The relative financial health of a state also is important because it helps determine how expensive it will be for the state to borrow money and how it can spend the money it has. Just like the federal government, when money is tight, mandatory expenses are covered first, then whatever is left is all that's available for discretionary spending.
Alabama: $11,800 burden per taxpayer
Georgia: $3,900 burden per taxpayer
Kentucky: $39,200 burden per taxpayer
North Carolina: $8,100 burden per taxpayer
Tennessee: $2,500 surplus per taxpayer
The map and accompanying commentary, published in the Washington Examiner, was compiled by Sheila Weinberg, a CPA who is founder and chief executive officer of Truth in Accounting, a nonprofit organization that researches government financial data and promotes transparency.
It shows Tennessee as one of only 10 states with a surplus per individual state taxpayer. The other states are in the Upper Midwest and Northwest.
Weinberg suggests the states with the largest surpluses benefit by sitting atop significant energy and mineral wealth. When that shale oil is extracted, processed and used, it produces exceptional tax revenue. The five wealthiest states, considering surpluses per individual taxpayer, are Alaska, North Dakota, Wyoming, Utah and South Dakota.

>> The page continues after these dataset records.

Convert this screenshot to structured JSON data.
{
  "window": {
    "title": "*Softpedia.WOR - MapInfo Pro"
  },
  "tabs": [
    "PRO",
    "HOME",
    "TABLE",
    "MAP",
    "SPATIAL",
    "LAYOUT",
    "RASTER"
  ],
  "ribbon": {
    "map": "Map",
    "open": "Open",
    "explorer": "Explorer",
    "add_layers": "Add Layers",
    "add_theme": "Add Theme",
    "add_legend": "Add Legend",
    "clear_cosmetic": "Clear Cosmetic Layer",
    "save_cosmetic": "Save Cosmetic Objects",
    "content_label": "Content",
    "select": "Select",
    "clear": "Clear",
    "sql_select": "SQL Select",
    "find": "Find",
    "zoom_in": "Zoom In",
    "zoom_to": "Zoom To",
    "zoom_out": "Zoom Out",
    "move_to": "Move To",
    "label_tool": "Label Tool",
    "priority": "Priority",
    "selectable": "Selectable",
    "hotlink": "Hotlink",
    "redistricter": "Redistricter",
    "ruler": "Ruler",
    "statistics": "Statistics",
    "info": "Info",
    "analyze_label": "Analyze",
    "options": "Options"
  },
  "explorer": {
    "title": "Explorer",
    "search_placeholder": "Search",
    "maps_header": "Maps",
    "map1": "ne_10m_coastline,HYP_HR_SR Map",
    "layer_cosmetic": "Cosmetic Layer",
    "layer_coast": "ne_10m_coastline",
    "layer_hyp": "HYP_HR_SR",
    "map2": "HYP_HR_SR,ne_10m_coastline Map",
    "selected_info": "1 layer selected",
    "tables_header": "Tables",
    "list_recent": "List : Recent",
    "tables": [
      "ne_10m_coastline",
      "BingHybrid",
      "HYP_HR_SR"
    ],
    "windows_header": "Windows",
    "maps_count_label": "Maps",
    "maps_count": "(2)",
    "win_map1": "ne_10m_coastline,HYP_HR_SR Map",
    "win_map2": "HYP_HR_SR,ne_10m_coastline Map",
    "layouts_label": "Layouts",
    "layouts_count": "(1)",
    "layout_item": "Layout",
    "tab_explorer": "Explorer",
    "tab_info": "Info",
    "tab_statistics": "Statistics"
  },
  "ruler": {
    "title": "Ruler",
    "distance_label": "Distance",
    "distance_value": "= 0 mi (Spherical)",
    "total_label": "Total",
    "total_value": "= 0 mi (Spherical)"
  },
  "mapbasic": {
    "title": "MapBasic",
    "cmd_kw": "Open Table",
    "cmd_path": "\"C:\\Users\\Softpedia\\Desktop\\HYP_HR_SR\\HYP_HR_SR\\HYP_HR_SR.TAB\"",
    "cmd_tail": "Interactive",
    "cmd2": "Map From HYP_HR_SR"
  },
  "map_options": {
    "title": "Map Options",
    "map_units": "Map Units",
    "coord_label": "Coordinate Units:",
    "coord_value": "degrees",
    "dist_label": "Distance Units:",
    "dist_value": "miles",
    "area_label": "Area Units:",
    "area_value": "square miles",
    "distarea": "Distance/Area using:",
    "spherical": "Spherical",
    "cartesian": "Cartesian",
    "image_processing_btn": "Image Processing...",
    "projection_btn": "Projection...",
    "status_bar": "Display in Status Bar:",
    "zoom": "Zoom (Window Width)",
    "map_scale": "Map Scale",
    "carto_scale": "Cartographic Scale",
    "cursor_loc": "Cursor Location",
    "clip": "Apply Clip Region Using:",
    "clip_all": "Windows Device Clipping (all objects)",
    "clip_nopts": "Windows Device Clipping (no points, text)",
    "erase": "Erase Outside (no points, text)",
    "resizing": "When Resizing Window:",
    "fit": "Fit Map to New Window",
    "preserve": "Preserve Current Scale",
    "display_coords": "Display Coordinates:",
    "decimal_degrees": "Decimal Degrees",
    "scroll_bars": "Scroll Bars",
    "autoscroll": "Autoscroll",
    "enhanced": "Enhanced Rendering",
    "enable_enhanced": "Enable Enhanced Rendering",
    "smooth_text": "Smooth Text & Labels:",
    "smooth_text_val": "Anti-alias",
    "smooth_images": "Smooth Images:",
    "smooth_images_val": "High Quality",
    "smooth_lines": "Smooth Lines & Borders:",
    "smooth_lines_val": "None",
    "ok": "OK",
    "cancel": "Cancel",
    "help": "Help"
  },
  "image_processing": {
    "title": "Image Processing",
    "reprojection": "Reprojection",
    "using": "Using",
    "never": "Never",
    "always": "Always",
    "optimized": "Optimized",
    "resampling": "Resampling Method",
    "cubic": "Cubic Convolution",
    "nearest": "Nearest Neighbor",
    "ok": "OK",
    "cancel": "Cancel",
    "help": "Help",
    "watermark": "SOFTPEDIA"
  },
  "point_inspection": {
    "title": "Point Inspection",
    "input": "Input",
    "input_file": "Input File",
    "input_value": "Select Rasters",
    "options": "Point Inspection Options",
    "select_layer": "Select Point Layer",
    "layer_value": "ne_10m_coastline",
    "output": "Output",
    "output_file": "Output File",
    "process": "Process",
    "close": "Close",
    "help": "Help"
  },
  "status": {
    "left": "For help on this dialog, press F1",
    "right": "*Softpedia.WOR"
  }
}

Tennessee does not have those attributes, but it nevertheless is one of the 10 that is able to pay off all its accumulated bills. Why?

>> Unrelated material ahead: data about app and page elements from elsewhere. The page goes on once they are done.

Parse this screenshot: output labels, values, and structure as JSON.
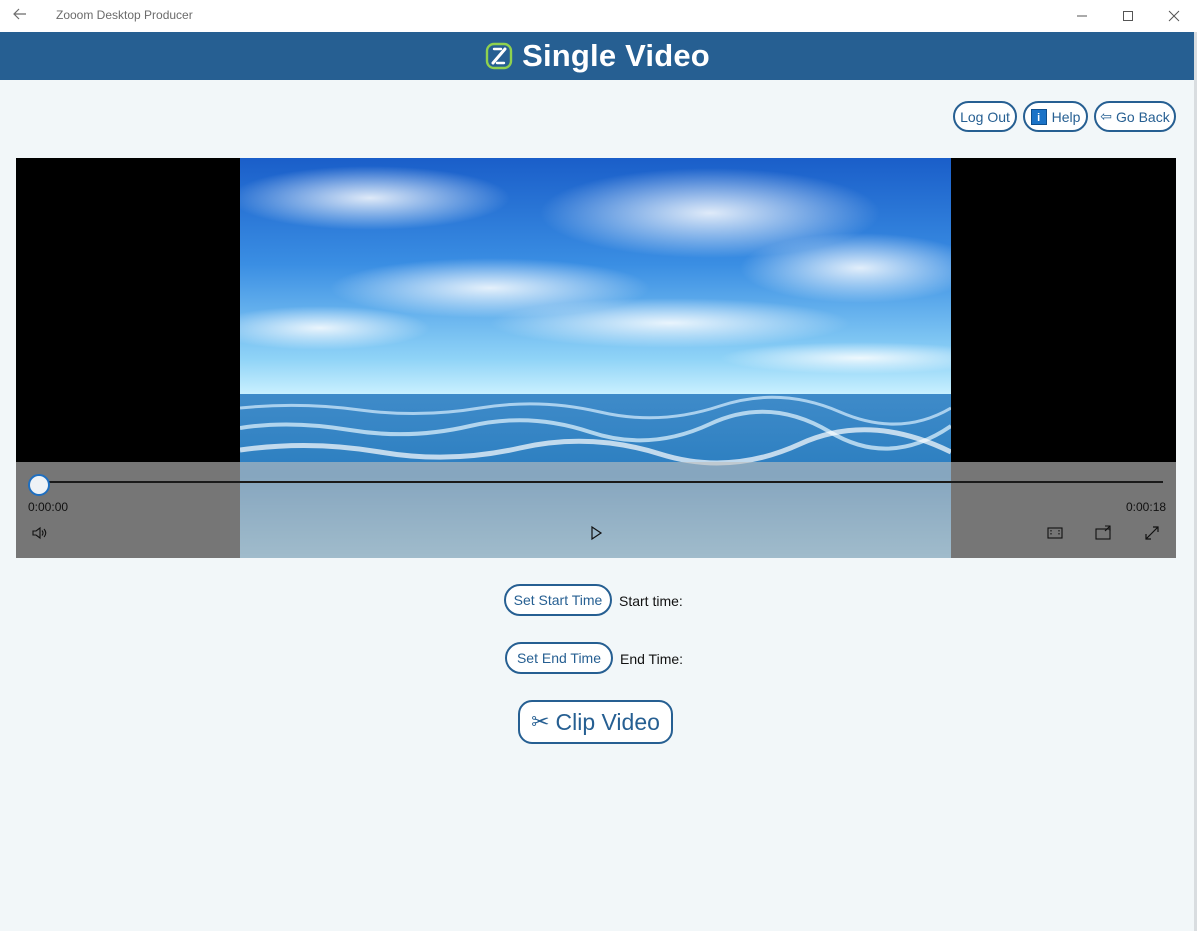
{
  "window": {
    "title": "Zooom Desktop Producer",
    "back_icon": "arrow-left-icon",
    "minimize_icon": "minimize-icon",
    "maximize_icon": "maximize-icon",
    "close_icon": "close-icon"
  },
  "header": {
    "title": "Single Video",
    "logo_icon": "zooom-logo-icon",
    "background": "#265f92"
  },
  "toolbar": {
    "logout_label": "Log Out",
    "help_label": "Help",
    "help_icon": "info-icon",
    "goback_label": "Go Back",
    "goback_arrow": "⇦"
  },
  "player": {
    "current_time": "0:00:00",
    "total_time": "0:00:18",
    "progress": 0,
    "volume_icon": "volume-icon",
    "play_icon": "play-icon",
    "aspect_icon": "aspect-ratio-icon",
    "cast_icon": "cast-icon",
    "fullscreen_icon": "fullscreen-icon"
  },
  "clip": {
    "set_start_label": "Set Start Time",
    "start_time_label": "Start time:",
    "start_time_value": "",
    "set_end_label": "Set End Time",
    "end_time_label": "End Time:",
    "end_time_value": "",
    "clip_label": "Clip Video",
    "clip_icon": "scissors-icon"
  },
  "colors": {
    "accent": "#265f92",
    "background": "#f2f7f9"
  }
}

The Volunteer State reaps most of its income from sales tax revenue. Indeed, only five other states — according to 2016 Census numbers — get a larger percentage of their income from sales tax revenue. When the economy is booming, as it is in 2018, sales tax revenues are plentiful. When the economy is not so good, sales tax revenues are still not bad because people must still buy many things.
In ranking Tennessee in the top five in its annual "Rich States, Poor States" report in 2017, the American Legislative Council put it this way: "This [ranking] is largely due to the state's many responsible fiscal policies, including no personal income tax, the recent repeal of the Hall Tax, the recent repeal of the death tax and the state's right-to-work status."
The state in 2017, according to Truth in Accounting information, had $18.1 billion of assets available to pay the state's bills of $13 billion. The $5.1 billion left, divided by the number of taxpayers, equals about $2,500 per person.
The financial reports of each state, according to Weinberg, were taken from each state's Comprehensive Annual Financial Reports.
They show, for instance, that states like Connecticut, Maryland and New Jersey have high median household incomes of $75,900, $73,000 and $68,000, respectively, but their governments have spent so much over the years that taxpayers in those states have a debt per individual taxpayer of $53,400, $16,000 and $61,400, respectively.
It's no coincidence that eight of the 10 states that show a surplus per individual taxpayer, including Tennessee, are governed by fiscally conservative Republicans. One of the other states, Alaska, is governed by an independent who originally planned to run as a Republican, and the state has been governed by Republicans longer than it has been by Democrats. Only Oregon, among the 10, is governed by a Democrat.
And of those states with the largest debt per individual taxpayer, six of the 10 are governed by a Democrat.
Most of that debt, according to Truth in Accounting, "comes from unfunded retiree benefit promises, such as pension and retiree health care debt." Across the country, pension debt totaled $837.5 billion, and other post-employment benefits, including health care coverage, totaled $663.1 billion.
Tennessee had $1.8 billion in unfunded pension benefits and nearly $1.8 billion in unfunded retiree health care, placing it in the top 10 among the states for the lowest amount of unfunded benefits due.
Interestingly, 49 of the 50 states have balanced budget requirements but still rack up debt by using, according to Truth in Accounting, accounting tricks such as inflating revenue assumptions, counting borrowed money as income, understating the true costs of government, delaying the payment of current bills until the start of the next fiscal year (so they aren't included in calculations) and hiding a large portion of employee compensation (such as benefits) from the balance sheet and budget.
If you live in Tennessee, be grateful for the state's sound economic policies, and remember how we got here. The federal government could take a few lessons.